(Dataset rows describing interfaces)

-- -- --

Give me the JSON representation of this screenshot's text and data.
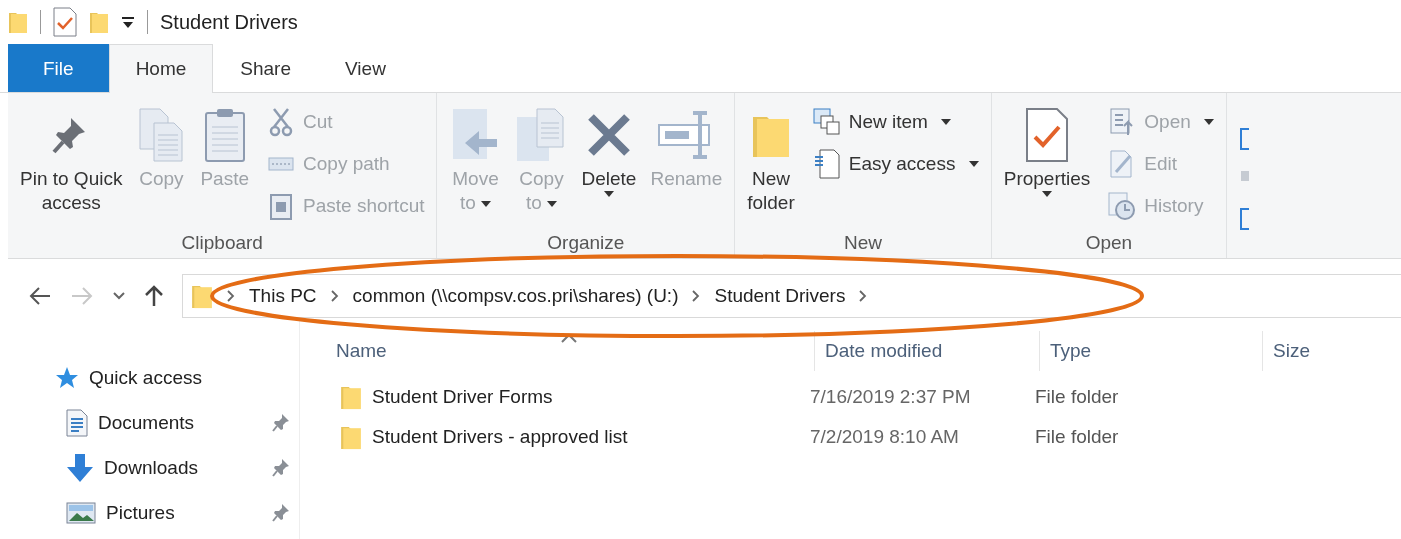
{
  "window": {
    "title": "Student Drivers"
  },
  "tabs": [
    {
      "label": "File",
      "selected": false,
      "kind": "file"
    },
    {
      "label": "Home",
      "selected": true,
      "kind": "tab"
    },
    {
      "label": "Share",
      "selected": false,
      "kind": "tab"
    },
    {
      "label": "View",
      "selected": false,
      "kind": "tab"
    }
  ],
  "ribbon": {
    "groups": [
      {
        "label": "Clipboard",
        "items": [
          {
            "kind": "large",
            "label": "Pin to Quick\naccess",
            "disabled": false,
            "dropdown": false
          },
          {
            "kind": "large",
            "label": "Copy",
            "disabled": true,
            "dropdown": false
          },
          {
            "kind": "large",
            "label": "Paste",
            "disabled": true,
            "dropdown": false
          },
          {
            "kind": "stack",
            "items": [
              {
                "label": "Cut",
                "disabled": true,
                "dropdown": false
              },
              {
                "label": "Copy path",
                "disabled": true,
                "dropdown": false
              },
              {
                "label": "Paste shortcut",
                "disabled": true,
                "dropdown": false
              }
            ]
          }
        ]
      },
      {
        "label": "Organize",
        "items": [
          {
            "kind": "large",
            "label": "Move\nto",
            "disabled": true,
            "dropdown": true
          },
          {
            "kind": "large",
            "label": "Copy\nto",
            "disabled": true,
            "dropdown": true
          },
          {
            "kind": "large",
            "label": "Delete",
            "disabled": false,
            "dropdown": true
          },
          {
            "kind": "large",
            "label": "Rename",
            "disabled": true,
            "dropdown": false
          }
        ]
      },
      {
        "label": "New",
        "items": [
          {
            "kind": "large",
            "label": "New\nfolder",
            "disabled": false,
            "dropdown": false
          },
          {
            "kind": "stack",
            "items": [
              {
                "label": "New item",
                "disabled": false,
                "dropdown": true
              },
              {
                "label": "Easy access",
                "disabled": false,
                "dropdown": true
              }
            ]
          }
        ]
      },
      {
        "label": "Open",
        "items": [
          {
            "kind": "large",
            "label": "Properties",
            "disabled": false,
            "dropdown": true
          },
          {
            "kind": "stack",
            "items": [
              {
                "label": "Open",
                "disabled": true,
                "dropdown": true
              },
              {
                "label": "Edit",
                "disabled": true,
                "dropdown": false
              },
              {
                "label": "History",
                "disabled": true,
                "dropdown": false
              }
            ]
          }
        ]
      }
    ]
  },
  "address": {
    "crumbs": [
      "This PC",
      "common (\\\\compsv.cos.pri\\shares) (U:)",
      "Student Drivers"
    ]
  },
  "navigation": {
    "items": [
      {
        "label": "Quick access",
        "kind": "quick",
        "pinned": false
      },
      {
        "label": "Documents",
        "kind": "documents",
        "pinned": true
      },
      {
        "label": "Downloads",
        "kind": "downloads",
        "pinned": true
      },
      {
        "label": "Pictures",
        "kind": "pictures",
        "pinned": true
      }
    ]
  },
  "files": {
    "columns": [
      "Name",
      "Date modified",
      "Type",
      "Size"
    ],
    "rows": [
      {
        "name": "Student Driver Forms",
        "date_modified": "7/16/2019 2:37 PM",
        "type": "File folder"
      },
      {
        "name": "Student Drivers - approved list",
        "date_modified": "7/2/2019 8:10 AM",
        "type": "File folder"
      }
    ]
  },
  "annotation": {
    "kind": "ellipse"
  }
}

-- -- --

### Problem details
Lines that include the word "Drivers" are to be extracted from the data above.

### Finished exercise
    "title": "Student Drivers"
      "Student Drivers"
        "name": "Student Drivers - approved list",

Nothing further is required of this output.